In 2004 I joined Sparsholt College, Hampshire as a lecturer in the Equine Studies section and worked my way up to Head of Department for Animal Management Higher Education. This career path however, took me away from hands on research and, after working for Sparsholt College for 7 years, I realised that I needed a change of direction. With that in mind I undertook an MSc in Forensic Anthropology at the University of Lincoln, reigniting my passion for research. I also hold degrees in Equine Studies and Herbal Medicine.
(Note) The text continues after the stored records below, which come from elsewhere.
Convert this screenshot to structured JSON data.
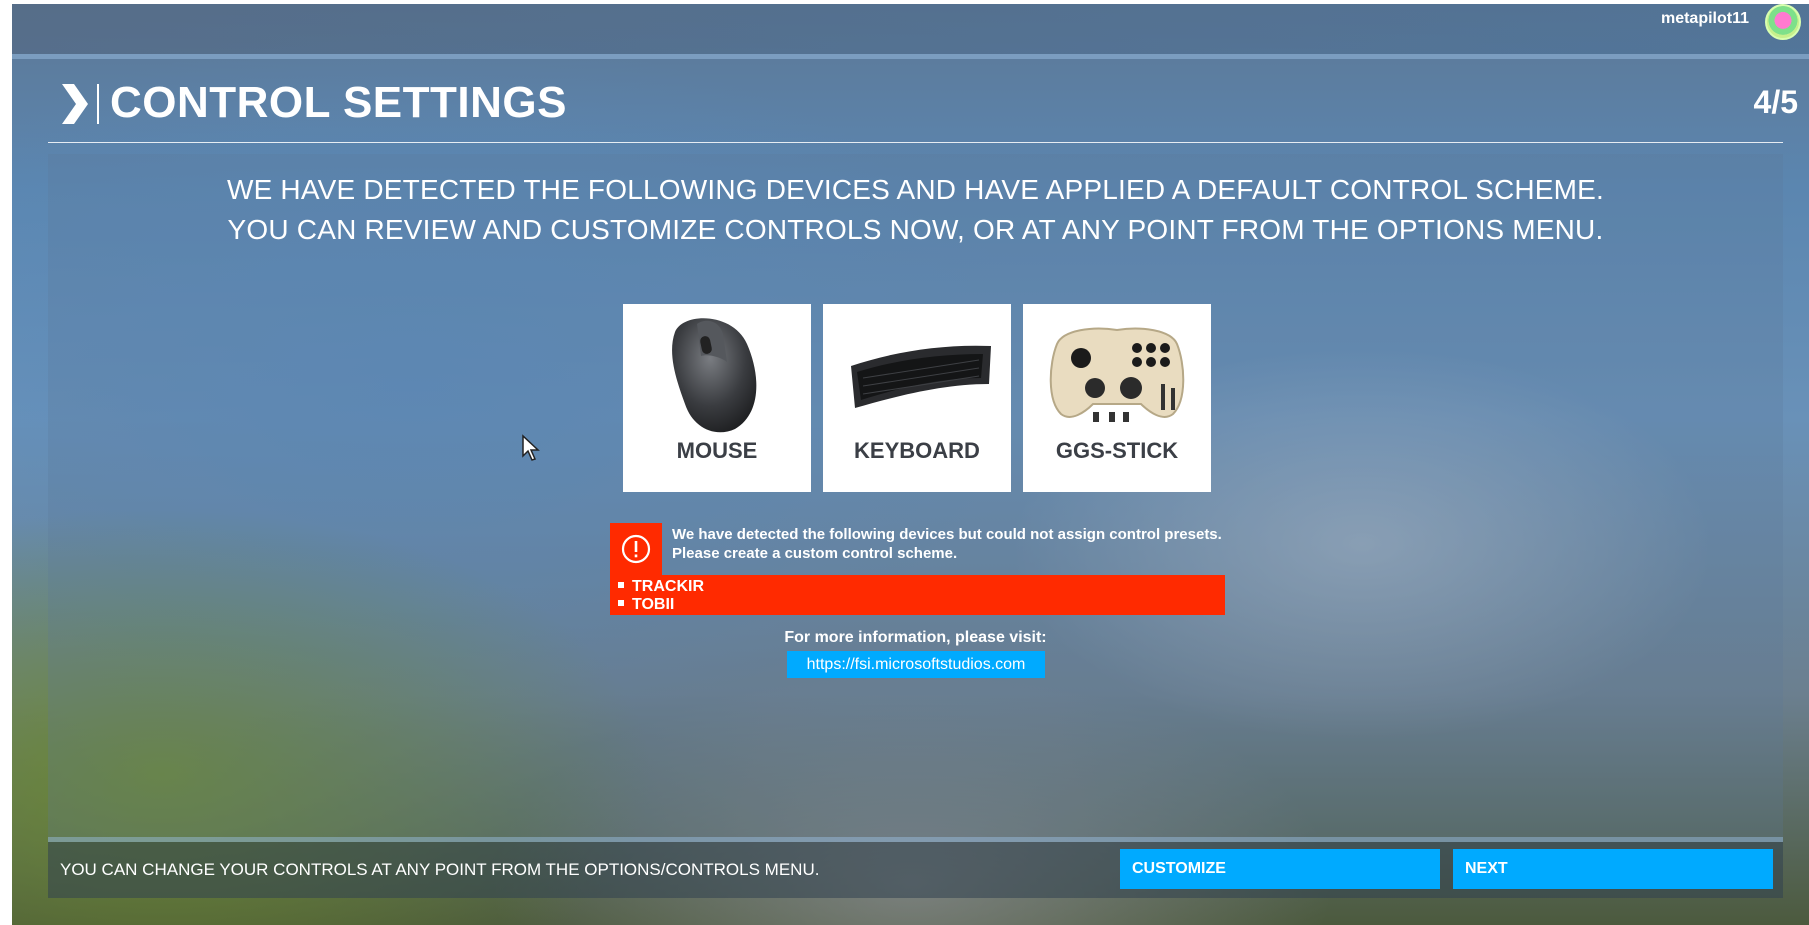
{
  "user": {
    "name": "metapilot11"
  },
  "header": {
    "title": "CONTROL SETTINGS",
    "step": "4/5"
  },
  "intro": {
    "line1": "WE HAVE DETECTED THE FOLLOWING DEVICES AND HAVE APPLIED A DEFAULT CONTROL SCHEME.",
    "line2": "YOU CAN REVIEW AND CUSTOMIZE CONTROLS NOW, OR AT ANY POINT FROM THE OPTIONS MENU."
  },
  "devices": [
    {
      "label": "MOUSE",
      "icon": "mouse-icon"
    },
    {
      "label": "KEYBOARD",
      "icon": "keyboard-icon"
    },
    {
      "label": "GGS-STICK",
      "icon": "gamepad-icon"
    }
  ],
  "alert": {
    "icon": "exclamation-circle-icon",
    "line1": "We have detected the following devices but could not assign control presets.",
    "line2": "Please create a custom control scheme.",
    "items": [
      "TRACKIR",
      "TOBII"
    ],
    "color": "#ff2a00"
  },
  "info": {
    "text": "For more information, please visit:",
    "link": "https://fsi.microsoftstudios.com"
  },
  "footer": {
    "text": "YOU CAN CHANGE YOUR CONTROLS AT ANY POINT FROM THE OPTIONS/CONTROLS MENU.",
    "customize_label": "CUSTOMIZE",
    "next_label": "NEXT"
  },
  "colors": {
    "accent": "#00aaff",
    "alert": "#ff2a00"
  }
}
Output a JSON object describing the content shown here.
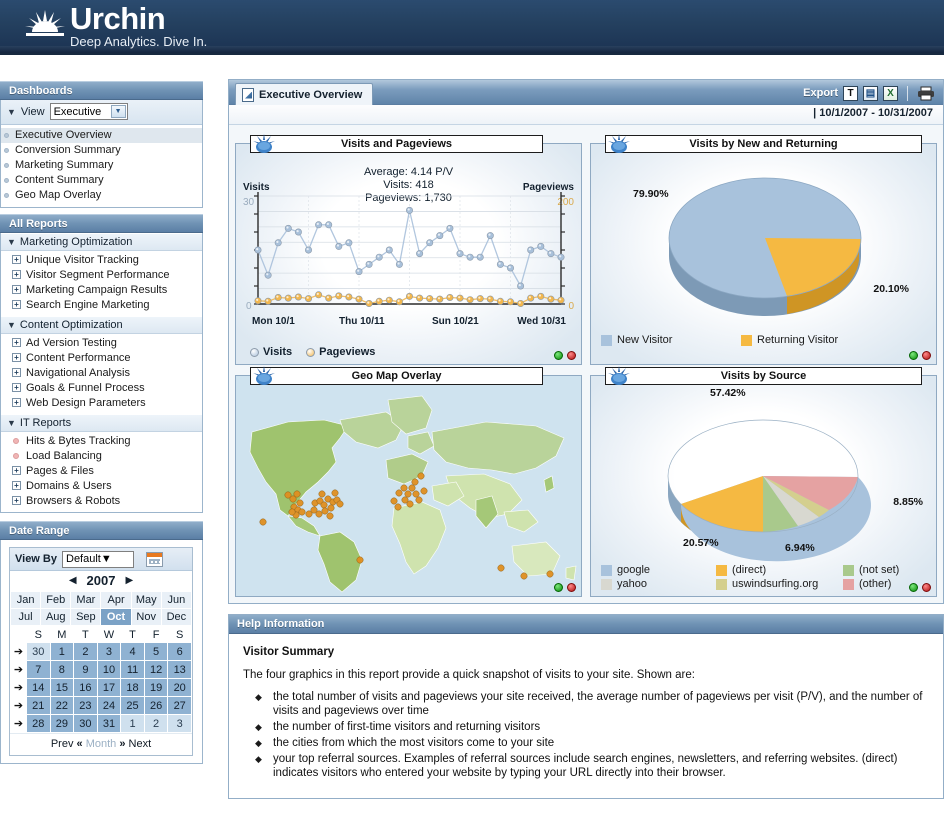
{
  "brand": {
    "name": "Urchin",
    "tagline": "Deep Analytics. Dive In.",
    "logo_icon": "sun-burst-icon"
  },
  "sidebar": {
    "dashboards": {
      "header": "Dashboards",
      "view_label": "View",
      "view_select_value": "Executive",
      "items": [
        {
          "label": "Executive Overview",
          "active": true
        },
        {
          "label": "Conversion Summary",
          "active": false
        },
        {
          "label": "Marketing Summary",
          "active": false
        },
        {
          "label": "Content Summary",
          "active": false
        },
        {
          "label": "Geo Map Overlay",
          "active": false
        }
      ]
    },
    "all_reports": {
      "header": "All Reports",
      "groups": [
        {
          "label": "Marketing Optimization",
          "expanded": true,
          "items": [
            {
              "label": "Unique Visitor Tracking",
              "marker": "plus"
            },
            {
              "label": "Visitor Segment Performance",
              "marker": "plus"
            },
            {
              "label": "Marketing Campaign Results",
              "marker": "plus"
            },
            {
              "label": "Search Engine Marketing",
              "marker": "plus"
            }
          ]
        },
        {
          "label": "Content Optimization",
          "expanded": true,
          "items": [
            {
              "label": "Ad Version Testing",
              "marker": "plus"
            },
            {
              "label": "Content Performance",
              "marker": "plus"
            },
            {
              "label": "Navigational Analysis",
              "marker": "plus"
            },
            {
              "label": "Goals & Funnel Process",
              "marker": "plus"
            },
            {
              "label": "Web Design Parameters",
              "marker": "plus"
            }
          ]
        },
        {
          "label": "IT Reports",
          "expanded": true,
          "items": [
            {
              "label": "Hits & Bytes Tracking",
              "marker": "dot"
            },
            {
              "label": "Load Balancing",
              "marker": "dot"
            },
            {
              "label": "Pages & Files",
              "marker": "plus"
            },
            {
              "label": "Domains & Users",
              "marker": "plus"
            },
            {
              "label": "Browsers & Robots",
              "marker": "plus"
            }
          ]
        }
      ]
    },
    "date_range": {
      "header": "Date Range",
      "view_by_label": "View By",
      "view_by_value": "Default",
      "calendar_icon": "calendar-icon",
      "year": "2007",
      "prev_year_arrow": "◀",
      "next_year_arrow": "▶",
      "months": [
        "Jan",
        "Feb",
        "Mar",
        "Apr",
        "May",
        "Jun",
        "Jul",
        "Aug",
        "Sep",
        "Oct",
        "Nov",
        "Dec"
      ],
      "selected_month": "Oct",
      "weekday_headers": [
        "S",
        "M",
        "T",
        "W",
        "T",
        "F",
        "S"
      ],
      "weeks": [
        {
          "arrow": "➔",
          "days": [
            {
              "n": "30",
              "state": "other"
            },
            {
              "n": "1",
              "state": "in"
            },
            {
              "n": "2",
              "state": "in"
            },
            {
              "n": "3",
              "state": "in"
            },
            {
              "n": "4",
              "state": "in"
            },
            {
              "n": "5",
              "state": "in"
            },
            {
              "n": "6",
              "state": "in"
            }
          ]
        },
        {
          "arrow": "➔",
          "days": [
            {
              "n": "7",
              "state": "in"
            },
            {
              "n": "8",
              "state": "in"
            },
            {
              "n": "9",
              "state": "in"
            },
            {
              "n": "10",
              "state": "in"
            },
            {
              "n": "11",
              "state": "in"
            },
            {
              "n": "12",
              "state": "in"
            },
            {
              "n": "13",
              "state": "in"
            }
          ]
        },
        {
          "arrow": "➔",
          "days": [
            {
              "n": "14",
              "state": "in"
            },
            {
              "n": "15",
              "state": "in"
            },
            {
              "n": "16",
              "state": "in"
            },
            {
              "n": "17",
              "state": "in"
            },
            {
              "n": "18",
              "state": "in"
            },
            {
              "n": "19",
              "state": "in"
            },
            {
              "n": "20",
              "state": "in"
            }
          ]
        },
        {
          "arrow": "➔",
          "days": [
            {
              "n": "21",
              "state": "in"
            },
            {
              "n": "22",
              "state": "in"
            },
            {
              "n": "23",
              "state": "in"
            },
            {
              "n": "24",
              "state": "in"
            },
            {
              "n": "25",
              "state": "in"
            },
            {
              "n": "26",
              "state": "in"
            },
            {
              "n": "27",
              "state": "in"
            }
          ]
        },
        {
          "arrow": "➔",
          "days": [
            {
              "n": "28",
              "state": "in"
            },
            {
              "n": "29",
              "state": "in"
            },
            {
              "n": "30",
              "state": "in"
            },
            {
              "n": "31",
              "state": "in"
            },
            {
              "n": "1",
              "state": "other"
            },
            {
              "n": "2",
              "state": "other"
            },
            {
              "n": "3",
              "state": "other"
            }
          ]
        }
      ],
      "footer": {
        "prev": "Prev",
        "prev_chev": "«",
        "unit": "Month",
        "next_chev": "»",
        "next": "Next"
      }
    }
  },
  "main": {
    "tab_label": "Executive Overview",
    "tab_icon": "report-document-icon",
    "export_label": "Export",
    "export_icons": [
      {
        "name": "export-text-icon",
        "glyph": "T"
      },
      {
        "name": "export-pdf-icon",
        "glyph": "▤"
      },
      {
        "name": "export-excel-icon",
        "glyph": "X"
      }
    ],
    "print_icon": "printer-icon",
    "date_range_text": "|  10/1/2007 - 10/31/2007"
  },
  "chart_data": [
    {
      "type": "line",
      "title": "Visits and Pageviews",
      "annotations": [
        "Average: 4.14 P/V",
        "Visits: 418",
        "Pageviews: 1,730"
      ],
      "left_axis_label": "Visits",
      "right_axis_label": "Pageviews",
      "left_axis_max": "30",
      "left_axis_min": "0",
      "right_axis_max": "200",
      "right_axis_min": "0",
      "ylim": [
        0,
        30
      ],
      "y2lim": [
        0,
        200
      ],
      "grid": true,
      "legend": [
        "Visits",
        "Pageviews"
      ],
      "legend_position": "bottom-left",
      "xlabel": "",
      "ylabel": "Visits",
      "tick_labels": [
        "Mon 10/1",
        "Thu 10/11",
        "Sun 10/21",
        "Wed 10/31"
      ],
      "x": [
        "10/1",
        "10/2",
        "10/3",
        "10/4",
        "10/5",
        "10/6",
        "10/7",
        "10/8",
        "10/9",
        "10/10",
        "10/11",
        "10/12",
        "10/13",
        "10/14",
        "10/15",
        "10/16",
        "10/17",
        "10/18",
        "10/19",
        "10/20",
        "10/21",
        "10/22",
        "10/23",
        "10/24",
        "10/25",
        "10/26",
        "10/27",
        "10/28",
        "10/29",
        "10/30",
        "10/31"
      ],
      "series": [
        {
          "name": "Visits",
          "color": "#a8c0da",
          "values": [
            15,
            8,
            17,
            21,
            20,
            15,
            22,
            22,
            16,
            17,
            9,
            11,
            13,
            15,
            11,
            26,
            14,
            17,
            19,
            21,
            14,
            13,
            13,
            19,
            11,
            10,
            5,
            15,
            16,
            14,
            13
          ]
        },
        {
          "name": "Pageviews",
          "color": "#f2b74e",
          "values": [
            6,
            5,
            12,
            11,
            13,
            10,
            17,
            11,
            15,
            13,
            9,
            1,
            5,
            7,
            4,
            14,
            11,
            10,
            9,
            12,
            11,
            8,
            10,
            9,
            5,
            4,
            1,
            11,
            14,
            9,
            7
          ]
        }
      ]
    },
    {
      "type": "pie",
      "title": "Visits by New and Returning",
      "labels": [
        "New Visitor",
        "Returning Visitor"
      ],
      "values": [
        79.9,
        20.1
      ],
      "value_labels": [
        "79.90%",
        "20.10%"
      ],
      "colors": [
        "#a8c2dc",
        "#f5b942"
      ],
      "legend": [
        "New Visitor",
        "Returning Visitor"
      ],
      "legend_position": "bottom"
    },
    {
      "type": "map",
      "title": "Geo Map Overlay",
      "description": "World map with orange visitor markers concentrated in North America and Western Europe"
    },
    {
      "type": "pie",
      "title": "Visits by Source",
      "labels": [
        "google",
        "(direct)",
        "(not set)",
        "yahoo",
        "uswindsurfing.org",
        "(other)"
      ],
      "values": [
        57.42,
        20.57,
        6.94,
        2.2,
        4.02,
        8.85
      ],
      "value_labels": [
        "57.42%",
        "20.57%",
        "6.94%",
        "8.85%"
      ],
      "colors": [
        "#a8c2dc",
        "#f5b942",
        "#a9c98c",
        "#d8d8d0",
        "#d4cf8e",
        "#e5a2a2"
      ],
      "legend": [
        "google",
        "(direct)",
        "(not set)",
        "yahoo",
        "uswindsurfing.org",
        "(other)"
      ],
      "legend_position": "bottom"
    }
  ],
  "help": {
    "header": "Help Information",
    "title": "Visitor Summary",
    "intro": "The four graphics in this report provide a quick snapshot of visits to your site. Shown are:",
    "bullets": [
      "the total number of visits and pageviews your site received, the average number of pageviews per visit (P/V), and the number of visits and pageviews over time",
      "the number of first-time visitors and returning visitors",
      "the cities from which the most visitors come to your site",
      "your top referral sources. Examples of referral sources include search engines, newsletters, and referring websites. (direct) indicates visitors who entered your website by typing your URL directly into their browser."
    ]
  }
}
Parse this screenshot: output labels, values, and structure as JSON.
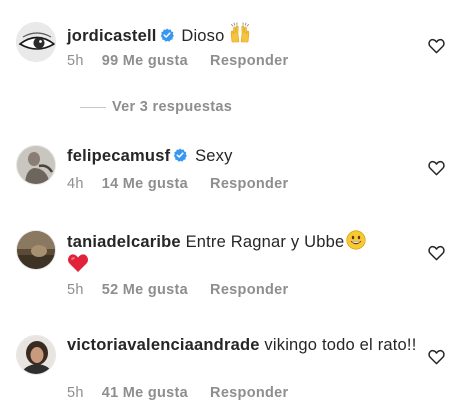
{
  "comments": [
    {
      "username": "jordicastell",
      "verified": true,
      "text": "Dioso",
      "emoji": "raising-hands",
      "time": "5h",
      "likes": "99 Me gusta",
      "reply": "Responder"
    },
    {
      "username": "felipecamusf",
      "verified": true,
      "text": "Sexy",
      "time": "4h",
      "likes": "14 Me gusta",
      "reply": "Responder"
    },
    {
      "username": "taniadelcaribe",
      "verified": false,
      "text": "Entre Ragnar y Ubbe",
      "emoji": "smiley-face",
      "emoji2": "red-heart",
      "time": "5h",
      "likes": "52 Me gusta",
      "reply": "Responder"
    },
    {
      "username": "victoriavalenciaandrade",
      "verified": false,
      "text": "vikingo todo el rato!!",
      "time": "5h",
      "likes": "41 Me gusta",
      "reply": "Responder"
    }
  ],
  "view_replies": "Ver 3 respuestas",
  "colors": {
    "text": "#262626",
    "meta": "#8e8e8e",
    "verified": "#3897f0",
    "heart_outline": "#262626"
  }
}
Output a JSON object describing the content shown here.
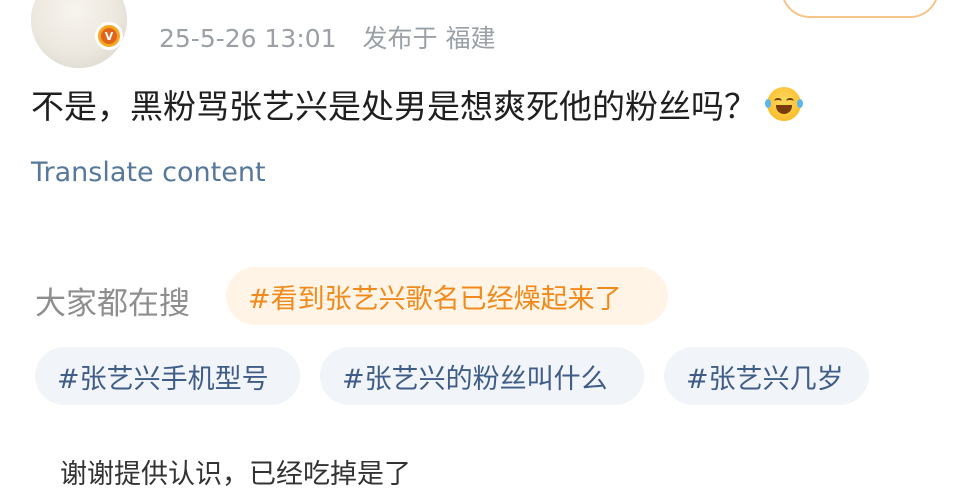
{
  "header": {
    "timestamp": "25-5-26 13:01",
    "location": "发布于 福建",
    "badge_icon": "verified-v-badge"
  },
  "post": {
    "text": "不是，黑粉骂张艺兴是处男是想爽死他的粉丝吗？",
    "emoji": "laughing-tears-emoji",
    "translate_label": "Translate content"
  },
  "hot_search": {
    "label": "大家都在搜",
    "featured": "#看到张艺兴歌名已经燥起来了",
    "items": [
      "#张艺兴手机型号",
      "#张艺兴的粉丝叫什么",
      "#张艺兴几岁"
    ]
  },
  "footer_cut": {
    "text": "谢谢提供认识，已经吃掉是了"
  },
  "colors": {
    "meta": "#9aa0a6",
    "link": "#56789a",
    "featured_chip_bg": "#fff4e6",
    "featured_chip_text": "#f08a1c",
    "chip_bg": "#f1f4f8",
    "chip_text": "#3f5d87",
    "follow_border": "#f6c58a"
  }
}
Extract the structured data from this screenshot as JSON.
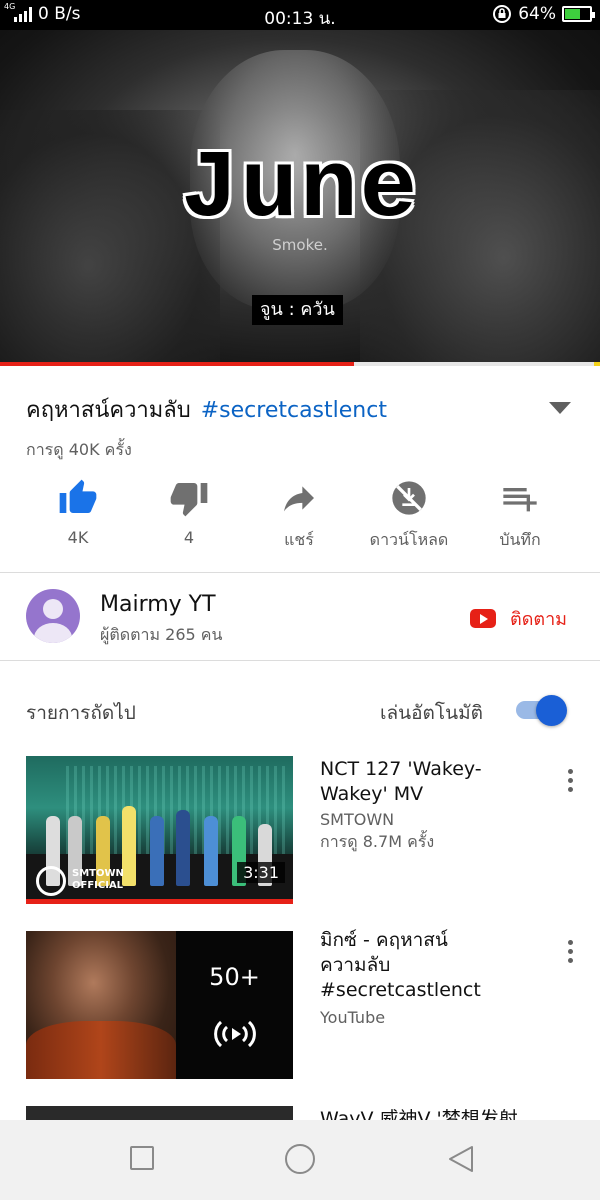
{
  "status_bar": {
    "network_type": "4G",
    "net_speed": "0 B/s",
    "time": "00:13 น.",
    "battery_percent": "64%",
    "battery_level": 0.64
  },
  "video": {
    "overlay_title": "June",
    "overlay_subtitle": "Smoke.",
    "caption": "จูน : ควัน",
    "progress": 0.59
  },
  "info": {
    "title": "คฤหาสน์ความลับ",
    "hashtag": "#secretcastlenct",
    "views": "การดู 40K ครั้ง"
  },
  "actions": [
    {
      "label": "4K",
      "icon": "thumbs-up-icon",
      "color": "#1a73e8"
    },
    {
      "label": "4",
      "icon": "thumbs-down-icon",
      "color": "#707070"
    },
    {
      "label": "แชร์",
      "icon": "share-icon",
      "color": "#707070"
    },
    {
      "label": "ดาวน์โหลด",
      "icon": "download-disabled-icon",
      "color": "#707070"
    },
    {
      "label": "บันทึก",
      "icon": "save-playlist-icon",
      "color": "#707070"
    }
  ],
  "channel": {
    "name": "Mairmy YT",
    "subscribers": "ผู้ติดตาม 265 คน",
    "subscribe_label": "ติดตาม"
  },
  "up_next": {
    "label": "รายการถัดไป",
    "autoplay_label": "เล่นอัตโนมัติ",
    "autoplay_on": true
  },
  "items": [
    {
      "title_line1": "NCT 127 'Wakey-",
      "title_line2": "Wakey' MV",
      "channel": "SMTOWN",
      "views": "การดู 8.7M ครั้ง",
      "duration": "3:31",
      "logo_text_1": "SMTOWN",
      "logo_text_2": "OFFICIAL"
    },
    {
      "title_line1": "มิกซ์ - คฤหาสน์",
      "title_line2": "ความลับ",
      "title_line3": "#secretcastlenct",
      "channel": "YouTube",
      "mix_count": "50+"
    },
    {
      "title": "WayV 威神V '梦想发射"
    }
  ],
  "colors": {
    "accent_blue": "#1a73e8",
    "youtube_red": "#e62117",
    "link_blue": "#0b63c4"
  }
}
As a result I have extensive experience in a wide range of research both quantitative and qualitative ranging from novel animal behaviour studies to in-depth systematic reviews. My research interests lie within the areas of ethics and human rights.” The NEAT project is CaHRU’s first Wellcome Trust grant, led by Prof Siriwardena in collaboration with Dr Adele Langlois from the School of Social and Political Sciences.